[Angus MacLise in Katmandu, Nepal c.1978 – photo by Ira Cohen]
Angus MacLise (1938-1979) was, as cultural historian/curator, Johan Kugelberg puts it, in an informative interactive feature, last week in the New York Times, on the occasion of a pioneering exhibition and series of events that he and Will Swofford Cameron have co-curated,
“a major poet, (a) major visual artist, legendary drummer, (a) composer, and one of those odd human-link documents who link different eras and different streams of thought and streams of art”.
Often remembered solely on the grounds of being the original drummer for The Velvet Underground, MacLise was (as is increasingly becoming evident) so much more.

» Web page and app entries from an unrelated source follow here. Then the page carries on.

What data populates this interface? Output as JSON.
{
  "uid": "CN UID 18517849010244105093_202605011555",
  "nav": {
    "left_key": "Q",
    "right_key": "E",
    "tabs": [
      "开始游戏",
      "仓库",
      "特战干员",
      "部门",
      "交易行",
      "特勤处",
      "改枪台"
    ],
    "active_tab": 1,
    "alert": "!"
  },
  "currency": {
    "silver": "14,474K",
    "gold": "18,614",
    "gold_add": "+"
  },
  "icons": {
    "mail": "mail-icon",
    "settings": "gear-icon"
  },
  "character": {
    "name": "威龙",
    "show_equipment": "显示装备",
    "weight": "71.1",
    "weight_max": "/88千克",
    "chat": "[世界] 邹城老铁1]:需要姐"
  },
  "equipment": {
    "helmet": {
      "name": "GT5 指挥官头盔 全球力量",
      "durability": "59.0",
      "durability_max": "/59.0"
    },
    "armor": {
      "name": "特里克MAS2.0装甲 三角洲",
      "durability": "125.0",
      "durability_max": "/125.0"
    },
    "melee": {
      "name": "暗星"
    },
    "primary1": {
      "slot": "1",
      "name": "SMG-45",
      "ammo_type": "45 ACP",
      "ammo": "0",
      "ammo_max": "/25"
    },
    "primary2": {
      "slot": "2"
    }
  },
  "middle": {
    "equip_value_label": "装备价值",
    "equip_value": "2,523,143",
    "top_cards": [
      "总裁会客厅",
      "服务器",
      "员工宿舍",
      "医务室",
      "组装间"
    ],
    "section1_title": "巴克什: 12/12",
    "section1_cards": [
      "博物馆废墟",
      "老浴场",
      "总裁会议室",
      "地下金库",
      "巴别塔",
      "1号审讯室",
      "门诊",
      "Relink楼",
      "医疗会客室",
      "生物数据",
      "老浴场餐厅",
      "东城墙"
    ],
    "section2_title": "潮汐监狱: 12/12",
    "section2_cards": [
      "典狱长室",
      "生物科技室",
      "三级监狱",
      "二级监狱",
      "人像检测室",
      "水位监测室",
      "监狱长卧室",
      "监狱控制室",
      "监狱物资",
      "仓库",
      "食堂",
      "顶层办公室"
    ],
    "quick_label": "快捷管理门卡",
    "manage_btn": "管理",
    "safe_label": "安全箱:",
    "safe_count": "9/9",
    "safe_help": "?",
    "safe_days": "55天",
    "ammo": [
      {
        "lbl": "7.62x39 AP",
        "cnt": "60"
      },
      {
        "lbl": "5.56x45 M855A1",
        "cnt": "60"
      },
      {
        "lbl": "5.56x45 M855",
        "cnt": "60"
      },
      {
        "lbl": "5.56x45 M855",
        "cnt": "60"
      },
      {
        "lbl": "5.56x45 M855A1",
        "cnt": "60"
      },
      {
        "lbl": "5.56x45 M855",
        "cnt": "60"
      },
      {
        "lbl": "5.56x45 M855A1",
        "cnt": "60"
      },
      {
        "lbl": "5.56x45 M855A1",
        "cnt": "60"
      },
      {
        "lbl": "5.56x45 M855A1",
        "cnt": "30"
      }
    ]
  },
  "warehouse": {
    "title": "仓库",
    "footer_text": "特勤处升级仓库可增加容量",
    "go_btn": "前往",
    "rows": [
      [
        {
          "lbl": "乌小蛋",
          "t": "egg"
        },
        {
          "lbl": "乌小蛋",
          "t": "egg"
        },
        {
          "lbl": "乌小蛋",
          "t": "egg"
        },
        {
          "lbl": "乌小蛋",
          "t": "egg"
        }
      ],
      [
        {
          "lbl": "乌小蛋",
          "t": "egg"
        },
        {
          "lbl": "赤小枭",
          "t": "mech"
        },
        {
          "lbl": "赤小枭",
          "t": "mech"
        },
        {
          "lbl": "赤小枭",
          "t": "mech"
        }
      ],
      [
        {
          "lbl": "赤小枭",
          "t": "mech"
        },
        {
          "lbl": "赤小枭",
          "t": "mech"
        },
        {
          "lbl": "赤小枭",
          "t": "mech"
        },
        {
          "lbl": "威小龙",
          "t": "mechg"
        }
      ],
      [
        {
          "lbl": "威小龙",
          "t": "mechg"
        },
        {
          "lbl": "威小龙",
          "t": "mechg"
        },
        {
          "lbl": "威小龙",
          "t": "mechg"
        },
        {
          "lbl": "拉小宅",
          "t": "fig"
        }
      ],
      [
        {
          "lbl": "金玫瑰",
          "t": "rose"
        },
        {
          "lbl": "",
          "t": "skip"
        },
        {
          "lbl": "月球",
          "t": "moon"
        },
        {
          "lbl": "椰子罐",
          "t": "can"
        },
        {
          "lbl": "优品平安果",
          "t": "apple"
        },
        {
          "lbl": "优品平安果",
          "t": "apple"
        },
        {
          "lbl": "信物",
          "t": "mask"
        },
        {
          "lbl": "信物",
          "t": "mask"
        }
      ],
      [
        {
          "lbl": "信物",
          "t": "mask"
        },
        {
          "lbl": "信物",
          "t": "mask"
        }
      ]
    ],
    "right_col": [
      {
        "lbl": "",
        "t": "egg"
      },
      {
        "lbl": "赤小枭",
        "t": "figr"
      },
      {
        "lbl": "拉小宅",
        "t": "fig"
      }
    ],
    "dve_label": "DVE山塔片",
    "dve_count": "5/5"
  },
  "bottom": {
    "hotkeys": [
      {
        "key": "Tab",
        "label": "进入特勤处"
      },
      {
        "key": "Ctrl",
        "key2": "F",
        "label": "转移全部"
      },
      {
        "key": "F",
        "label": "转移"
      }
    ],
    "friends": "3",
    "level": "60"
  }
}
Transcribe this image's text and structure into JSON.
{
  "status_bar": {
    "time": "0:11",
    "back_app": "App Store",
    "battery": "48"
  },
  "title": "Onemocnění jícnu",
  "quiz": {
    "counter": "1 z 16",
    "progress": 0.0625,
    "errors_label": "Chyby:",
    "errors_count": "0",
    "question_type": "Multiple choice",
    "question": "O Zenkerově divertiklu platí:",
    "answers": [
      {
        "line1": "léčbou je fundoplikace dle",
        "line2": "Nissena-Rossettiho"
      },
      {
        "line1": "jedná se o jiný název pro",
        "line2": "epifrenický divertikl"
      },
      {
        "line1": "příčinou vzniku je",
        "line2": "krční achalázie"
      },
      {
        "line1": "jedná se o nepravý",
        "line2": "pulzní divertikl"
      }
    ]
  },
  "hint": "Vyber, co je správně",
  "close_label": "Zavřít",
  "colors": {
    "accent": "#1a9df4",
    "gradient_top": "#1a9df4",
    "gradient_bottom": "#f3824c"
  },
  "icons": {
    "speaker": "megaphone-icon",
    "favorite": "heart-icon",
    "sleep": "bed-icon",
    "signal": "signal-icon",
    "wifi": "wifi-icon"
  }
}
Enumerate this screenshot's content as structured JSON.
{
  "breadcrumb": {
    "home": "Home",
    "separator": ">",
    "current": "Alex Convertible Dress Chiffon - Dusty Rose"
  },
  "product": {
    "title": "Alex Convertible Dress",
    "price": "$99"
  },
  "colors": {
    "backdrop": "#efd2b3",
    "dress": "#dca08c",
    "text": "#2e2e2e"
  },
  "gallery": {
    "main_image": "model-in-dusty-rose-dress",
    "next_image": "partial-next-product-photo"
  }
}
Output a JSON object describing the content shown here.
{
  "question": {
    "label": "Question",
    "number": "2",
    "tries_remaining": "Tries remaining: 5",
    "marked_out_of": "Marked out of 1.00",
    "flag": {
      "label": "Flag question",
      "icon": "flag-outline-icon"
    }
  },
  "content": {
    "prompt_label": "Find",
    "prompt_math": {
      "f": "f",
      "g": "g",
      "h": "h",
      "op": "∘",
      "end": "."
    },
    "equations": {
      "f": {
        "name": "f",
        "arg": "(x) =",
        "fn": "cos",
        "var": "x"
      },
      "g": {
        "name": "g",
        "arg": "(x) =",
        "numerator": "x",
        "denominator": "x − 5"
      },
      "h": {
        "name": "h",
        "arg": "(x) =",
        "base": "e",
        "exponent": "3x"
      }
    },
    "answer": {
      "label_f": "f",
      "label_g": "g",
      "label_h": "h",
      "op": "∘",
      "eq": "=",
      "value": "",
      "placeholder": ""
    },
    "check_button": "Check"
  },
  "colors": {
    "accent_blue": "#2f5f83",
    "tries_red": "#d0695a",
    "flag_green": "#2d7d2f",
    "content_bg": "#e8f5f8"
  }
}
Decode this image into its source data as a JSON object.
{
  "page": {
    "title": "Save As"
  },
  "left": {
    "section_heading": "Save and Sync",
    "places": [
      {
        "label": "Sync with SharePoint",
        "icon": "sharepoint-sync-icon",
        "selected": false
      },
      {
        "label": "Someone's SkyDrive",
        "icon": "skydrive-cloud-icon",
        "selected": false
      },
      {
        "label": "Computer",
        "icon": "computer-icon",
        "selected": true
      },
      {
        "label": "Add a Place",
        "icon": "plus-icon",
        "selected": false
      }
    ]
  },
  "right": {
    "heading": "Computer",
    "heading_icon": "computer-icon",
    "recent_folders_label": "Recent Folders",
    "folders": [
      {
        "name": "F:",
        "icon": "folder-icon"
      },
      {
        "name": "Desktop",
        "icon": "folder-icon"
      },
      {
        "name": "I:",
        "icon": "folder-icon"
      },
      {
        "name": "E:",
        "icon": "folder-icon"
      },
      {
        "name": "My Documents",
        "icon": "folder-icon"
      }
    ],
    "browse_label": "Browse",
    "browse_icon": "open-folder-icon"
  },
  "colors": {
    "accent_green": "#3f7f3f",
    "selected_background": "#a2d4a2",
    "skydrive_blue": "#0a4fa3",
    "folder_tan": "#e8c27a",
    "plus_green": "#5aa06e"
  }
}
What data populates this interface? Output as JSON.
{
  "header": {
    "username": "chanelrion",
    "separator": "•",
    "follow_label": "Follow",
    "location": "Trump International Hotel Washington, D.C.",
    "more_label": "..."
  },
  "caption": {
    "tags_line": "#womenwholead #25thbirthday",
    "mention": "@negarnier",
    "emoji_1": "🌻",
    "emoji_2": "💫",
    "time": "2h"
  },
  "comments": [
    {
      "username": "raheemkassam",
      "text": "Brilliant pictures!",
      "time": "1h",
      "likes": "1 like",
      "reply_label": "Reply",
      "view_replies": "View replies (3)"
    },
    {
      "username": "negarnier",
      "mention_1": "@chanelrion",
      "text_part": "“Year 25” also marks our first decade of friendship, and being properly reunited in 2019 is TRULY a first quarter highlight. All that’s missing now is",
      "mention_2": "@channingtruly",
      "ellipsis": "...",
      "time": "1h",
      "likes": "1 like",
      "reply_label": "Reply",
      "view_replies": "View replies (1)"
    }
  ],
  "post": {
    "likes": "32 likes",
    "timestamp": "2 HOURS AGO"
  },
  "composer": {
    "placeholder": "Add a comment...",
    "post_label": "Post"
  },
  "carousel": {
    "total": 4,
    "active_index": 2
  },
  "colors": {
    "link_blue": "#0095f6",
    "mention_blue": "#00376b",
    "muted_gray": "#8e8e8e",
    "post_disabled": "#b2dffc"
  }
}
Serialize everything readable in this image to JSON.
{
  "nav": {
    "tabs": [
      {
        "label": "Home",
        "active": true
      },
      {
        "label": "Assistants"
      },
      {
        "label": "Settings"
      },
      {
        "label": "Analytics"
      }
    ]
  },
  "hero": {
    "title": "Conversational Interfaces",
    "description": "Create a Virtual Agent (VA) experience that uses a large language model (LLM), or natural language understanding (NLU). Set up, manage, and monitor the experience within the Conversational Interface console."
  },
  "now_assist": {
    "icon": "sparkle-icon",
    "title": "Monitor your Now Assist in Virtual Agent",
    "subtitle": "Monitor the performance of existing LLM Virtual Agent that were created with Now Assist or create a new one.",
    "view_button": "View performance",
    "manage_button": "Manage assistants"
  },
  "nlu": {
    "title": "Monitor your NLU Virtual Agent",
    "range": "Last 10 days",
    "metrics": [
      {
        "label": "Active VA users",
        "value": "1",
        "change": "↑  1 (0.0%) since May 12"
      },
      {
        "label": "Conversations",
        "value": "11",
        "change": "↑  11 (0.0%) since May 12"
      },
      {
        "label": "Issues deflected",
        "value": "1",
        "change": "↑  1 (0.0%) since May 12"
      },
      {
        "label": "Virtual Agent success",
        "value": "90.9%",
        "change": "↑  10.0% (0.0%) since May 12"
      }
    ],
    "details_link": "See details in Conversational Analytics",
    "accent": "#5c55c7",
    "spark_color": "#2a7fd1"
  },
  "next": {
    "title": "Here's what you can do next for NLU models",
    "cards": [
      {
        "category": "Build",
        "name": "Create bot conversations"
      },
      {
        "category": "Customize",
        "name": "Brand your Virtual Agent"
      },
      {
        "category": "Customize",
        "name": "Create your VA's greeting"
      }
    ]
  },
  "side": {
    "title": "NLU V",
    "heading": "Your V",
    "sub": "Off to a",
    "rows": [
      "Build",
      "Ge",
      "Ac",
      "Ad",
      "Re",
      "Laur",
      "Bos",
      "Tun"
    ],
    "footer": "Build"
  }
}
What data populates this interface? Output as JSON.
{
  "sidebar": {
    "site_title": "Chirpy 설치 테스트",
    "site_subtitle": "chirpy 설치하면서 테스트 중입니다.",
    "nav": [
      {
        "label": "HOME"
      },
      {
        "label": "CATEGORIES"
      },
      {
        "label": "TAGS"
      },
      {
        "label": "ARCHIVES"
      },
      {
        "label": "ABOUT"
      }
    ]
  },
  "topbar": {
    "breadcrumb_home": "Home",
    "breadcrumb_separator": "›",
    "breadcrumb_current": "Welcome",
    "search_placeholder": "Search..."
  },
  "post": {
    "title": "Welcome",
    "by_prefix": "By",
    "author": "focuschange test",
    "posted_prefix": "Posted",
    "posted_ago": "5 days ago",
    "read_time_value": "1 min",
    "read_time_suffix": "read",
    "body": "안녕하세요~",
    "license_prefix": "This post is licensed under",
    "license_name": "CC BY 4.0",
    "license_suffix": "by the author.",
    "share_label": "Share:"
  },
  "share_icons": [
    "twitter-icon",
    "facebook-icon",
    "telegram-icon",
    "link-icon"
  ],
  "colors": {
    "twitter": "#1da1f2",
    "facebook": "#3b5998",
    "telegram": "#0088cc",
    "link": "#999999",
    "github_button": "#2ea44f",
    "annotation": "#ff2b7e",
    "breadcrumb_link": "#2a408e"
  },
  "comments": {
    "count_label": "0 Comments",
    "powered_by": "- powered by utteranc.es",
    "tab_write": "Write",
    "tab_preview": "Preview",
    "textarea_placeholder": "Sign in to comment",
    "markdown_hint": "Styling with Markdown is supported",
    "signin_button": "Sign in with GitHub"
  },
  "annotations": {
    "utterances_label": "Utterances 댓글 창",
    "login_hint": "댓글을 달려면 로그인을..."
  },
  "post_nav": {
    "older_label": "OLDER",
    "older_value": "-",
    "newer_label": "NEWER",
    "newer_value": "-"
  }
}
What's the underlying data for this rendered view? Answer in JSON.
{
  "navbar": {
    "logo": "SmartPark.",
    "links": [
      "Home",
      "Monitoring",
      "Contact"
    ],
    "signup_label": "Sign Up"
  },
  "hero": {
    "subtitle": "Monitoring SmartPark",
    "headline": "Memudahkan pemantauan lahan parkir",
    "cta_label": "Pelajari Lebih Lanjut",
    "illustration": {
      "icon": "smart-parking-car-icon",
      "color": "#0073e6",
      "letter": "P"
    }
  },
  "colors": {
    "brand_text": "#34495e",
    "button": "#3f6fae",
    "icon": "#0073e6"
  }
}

Kugelberg, in a presentation, entitled (by the paper, not by him, we’re guessing), “Artist, Musician, Zelig” (“Zelig”, after the Woody Allen ubiquitous chameleon character), attempts to break it all down – or, at least, attempts, (via an extraordinary “time-capsule”, a suitcase that was left with composers LaMonte Young and Marian Zazeela over thirty years ago, containing recordings, artwork, publications and manuscripts, and which forms the basis of the show), to preliminarily explore the terrain.
Kugelberg’s multimedia talk and walk through the exhibit nicely compliments what remains essential reading, the main print article – Ben Sisario’s piece, The Velvet Unknown, Now Emerging.
(For another, earlier, but still useful, over-view of MacLise’s life and work, see Rene van der Voort’s article, here)
Boo-Hooray/Dreamweapon have released a useful promo video for the show that may be viewed here. They’ve also released two limited edition LP’s, previews of which can be viewed here and here
More MacLise recordings (including the soundtrack for Ira Cohen’s 1968 “Invasion of Thunderbolt Pagoda”) can be found here
and also here (in the 1971, Angus & Hetty MacLise edited, issue (“the psychedelic issue”) of the magazine Aspen